**THE TASK**
Which lines in the records below include the word "text"? Report each of them in full.

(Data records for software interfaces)
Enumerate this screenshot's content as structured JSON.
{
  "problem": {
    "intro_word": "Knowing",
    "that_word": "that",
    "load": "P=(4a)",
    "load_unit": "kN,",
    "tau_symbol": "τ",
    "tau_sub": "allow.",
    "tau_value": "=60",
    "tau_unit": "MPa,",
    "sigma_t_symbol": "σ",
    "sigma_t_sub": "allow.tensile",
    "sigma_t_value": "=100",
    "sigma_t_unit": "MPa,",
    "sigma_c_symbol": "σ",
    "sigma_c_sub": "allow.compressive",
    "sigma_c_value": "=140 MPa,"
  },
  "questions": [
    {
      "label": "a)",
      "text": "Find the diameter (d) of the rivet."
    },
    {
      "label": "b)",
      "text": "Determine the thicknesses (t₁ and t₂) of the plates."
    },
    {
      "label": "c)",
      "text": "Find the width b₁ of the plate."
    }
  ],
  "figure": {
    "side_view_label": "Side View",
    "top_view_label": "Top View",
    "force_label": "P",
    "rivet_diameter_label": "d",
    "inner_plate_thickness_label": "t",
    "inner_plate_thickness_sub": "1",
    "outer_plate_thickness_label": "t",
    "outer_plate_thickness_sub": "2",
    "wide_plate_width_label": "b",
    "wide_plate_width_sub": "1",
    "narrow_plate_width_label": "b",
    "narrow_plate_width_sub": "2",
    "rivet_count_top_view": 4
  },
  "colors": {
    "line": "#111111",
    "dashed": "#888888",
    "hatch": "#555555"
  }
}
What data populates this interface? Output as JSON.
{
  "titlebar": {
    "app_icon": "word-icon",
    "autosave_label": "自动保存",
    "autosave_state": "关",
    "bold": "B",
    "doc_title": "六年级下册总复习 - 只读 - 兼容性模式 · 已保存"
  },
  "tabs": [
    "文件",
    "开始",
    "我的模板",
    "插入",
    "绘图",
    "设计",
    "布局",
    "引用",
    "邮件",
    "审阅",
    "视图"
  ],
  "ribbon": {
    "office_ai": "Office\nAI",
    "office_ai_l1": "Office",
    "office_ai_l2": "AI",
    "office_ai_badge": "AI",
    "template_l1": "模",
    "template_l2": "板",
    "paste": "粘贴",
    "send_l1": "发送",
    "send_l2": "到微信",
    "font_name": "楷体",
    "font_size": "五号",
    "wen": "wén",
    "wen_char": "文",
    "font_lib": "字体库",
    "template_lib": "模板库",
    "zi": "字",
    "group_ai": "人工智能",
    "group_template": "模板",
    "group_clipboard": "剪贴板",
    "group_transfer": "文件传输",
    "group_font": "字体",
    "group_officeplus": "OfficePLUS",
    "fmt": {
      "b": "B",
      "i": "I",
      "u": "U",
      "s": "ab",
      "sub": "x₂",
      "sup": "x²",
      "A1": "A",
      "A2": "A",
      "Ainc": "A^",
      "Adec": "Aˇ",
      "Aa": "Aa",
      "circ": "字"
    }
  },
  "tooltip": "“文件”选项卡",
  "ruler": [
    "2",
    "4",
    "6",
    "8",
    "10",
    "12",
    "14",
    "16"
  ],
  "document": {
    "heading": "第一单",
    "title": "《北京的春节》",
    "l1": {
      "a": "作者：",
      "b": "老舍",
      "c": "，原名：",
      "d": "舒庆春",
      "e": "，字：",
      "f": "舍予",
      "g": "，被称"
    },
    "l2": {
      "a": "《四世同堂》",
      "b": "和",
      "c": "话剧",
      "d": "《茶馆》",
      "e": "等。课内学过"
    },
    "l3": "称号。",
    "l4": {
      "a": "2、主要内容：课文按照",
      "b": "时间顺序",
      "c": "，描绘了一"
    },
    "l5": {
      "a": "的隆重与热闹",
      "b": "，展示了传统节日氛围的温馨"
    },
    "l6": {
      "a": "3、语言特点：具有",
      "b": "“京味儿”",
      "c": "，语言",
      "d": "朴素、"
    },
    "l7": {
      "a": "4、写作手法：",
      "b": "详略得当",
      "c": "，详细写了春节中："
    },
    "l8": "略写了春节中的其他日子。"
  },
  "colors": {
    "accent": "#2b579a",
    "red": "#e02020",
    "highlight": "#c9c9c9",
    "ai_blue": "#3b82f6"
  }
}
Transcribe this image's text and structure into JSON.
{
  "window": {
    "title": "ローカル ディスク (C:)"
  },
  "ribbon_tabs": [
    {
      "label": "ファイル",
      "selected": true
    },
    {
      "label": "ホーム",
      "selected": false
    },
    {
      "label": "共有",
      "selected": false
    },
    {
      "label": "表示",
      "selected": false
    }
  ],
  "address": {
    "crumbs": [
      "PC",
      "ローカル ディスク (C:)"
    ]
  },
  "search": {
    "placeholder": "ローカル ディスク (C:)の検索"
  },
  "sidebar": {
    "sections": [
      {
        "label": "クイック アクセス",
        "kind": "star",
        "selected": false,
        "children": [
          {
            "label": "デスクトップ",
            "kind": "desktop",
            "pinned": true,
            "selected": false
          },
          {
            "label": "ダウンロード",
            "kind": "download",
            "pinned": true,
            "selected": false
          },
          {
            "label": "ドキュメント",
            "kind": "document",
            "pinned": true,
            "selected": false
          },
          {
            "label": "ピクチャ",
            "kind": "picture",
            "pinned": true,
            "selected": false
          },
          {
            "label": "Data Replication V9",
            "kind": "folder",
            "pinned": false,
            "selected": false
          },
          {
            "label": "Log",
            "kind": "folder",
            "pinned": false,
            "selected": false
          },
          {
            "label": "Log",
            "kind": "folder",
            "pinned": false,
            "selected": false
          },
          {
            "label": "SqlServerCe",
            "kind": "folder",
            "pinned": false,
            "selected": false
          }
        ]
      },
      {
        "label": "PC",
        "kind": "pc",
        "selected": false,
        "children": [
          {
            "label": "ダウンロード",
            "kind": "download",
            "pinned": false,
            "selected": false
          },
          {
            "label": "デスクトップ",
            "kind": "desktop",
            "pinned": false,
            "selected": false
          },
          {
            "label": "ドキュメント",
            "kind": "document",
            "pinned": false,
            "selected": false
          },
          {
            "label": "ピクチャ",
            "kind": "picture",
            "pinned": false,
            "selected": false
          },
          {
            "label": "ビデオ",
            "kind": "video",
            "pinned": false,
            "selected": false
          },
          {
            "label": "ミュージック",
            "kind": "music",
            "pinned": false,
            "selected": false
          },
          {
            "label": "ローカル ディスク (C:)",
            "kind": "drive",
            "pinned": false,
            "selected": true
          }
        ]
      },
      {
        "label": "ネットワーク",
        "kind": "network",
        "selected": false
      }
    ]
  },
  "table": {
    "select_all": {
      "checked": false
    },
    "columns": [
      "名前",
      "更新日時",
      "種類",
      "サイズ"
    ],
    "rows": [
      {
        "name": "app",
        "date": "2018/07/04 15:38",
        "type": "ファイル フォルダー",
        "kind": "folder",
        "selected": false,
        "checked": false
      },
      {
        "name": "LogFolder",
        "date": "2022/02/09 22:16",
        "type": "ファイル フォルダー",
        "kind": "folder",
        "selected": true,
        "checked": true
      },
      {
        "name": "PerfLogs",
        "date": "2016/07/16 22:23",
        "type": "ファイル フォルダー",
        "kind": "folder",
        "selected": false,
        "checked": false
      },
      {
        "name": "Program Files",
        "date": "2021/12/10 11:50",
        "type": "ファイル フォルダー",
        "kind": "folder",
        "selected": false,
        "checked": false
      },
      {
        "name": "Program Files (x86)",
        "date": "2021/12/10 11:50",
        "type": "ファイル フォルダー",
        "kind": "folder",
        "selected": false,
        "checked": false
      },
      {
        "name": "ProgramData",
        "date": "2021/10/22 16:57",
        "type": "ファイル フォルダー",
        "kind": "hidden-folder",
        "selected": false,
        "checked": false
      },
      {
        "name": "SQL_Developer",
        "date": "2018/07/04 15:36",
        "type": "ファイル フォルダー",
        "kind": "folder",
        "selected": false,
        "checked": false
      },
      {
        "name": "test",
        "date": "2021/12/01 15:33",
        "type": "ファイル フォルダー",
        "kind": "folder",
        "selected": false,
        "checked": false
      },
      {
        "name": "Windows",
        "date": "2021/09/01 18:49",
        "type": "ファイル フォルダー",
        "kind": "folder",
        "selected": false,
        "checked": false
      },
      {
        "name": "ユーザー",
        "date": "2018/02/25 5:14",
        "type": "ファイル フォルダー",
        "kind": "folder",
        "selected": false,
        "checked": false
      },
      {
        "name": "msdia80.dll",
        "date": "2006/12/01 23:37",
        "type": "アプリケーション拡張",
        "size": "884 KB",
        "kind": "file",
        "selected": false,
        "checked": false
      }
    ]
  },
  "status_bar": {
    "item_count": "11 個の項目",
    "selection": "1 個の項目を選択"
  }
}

**ANSWER TO THIS PROBLEM**
      "text": "Find the diameter (d) of the rivet."
      "text": "Determine the thicknesses (t₁ and t₂) of the plates."
      "text": "Find the width b₁ of the plate."
Transcribe this image's text and structure into JSON.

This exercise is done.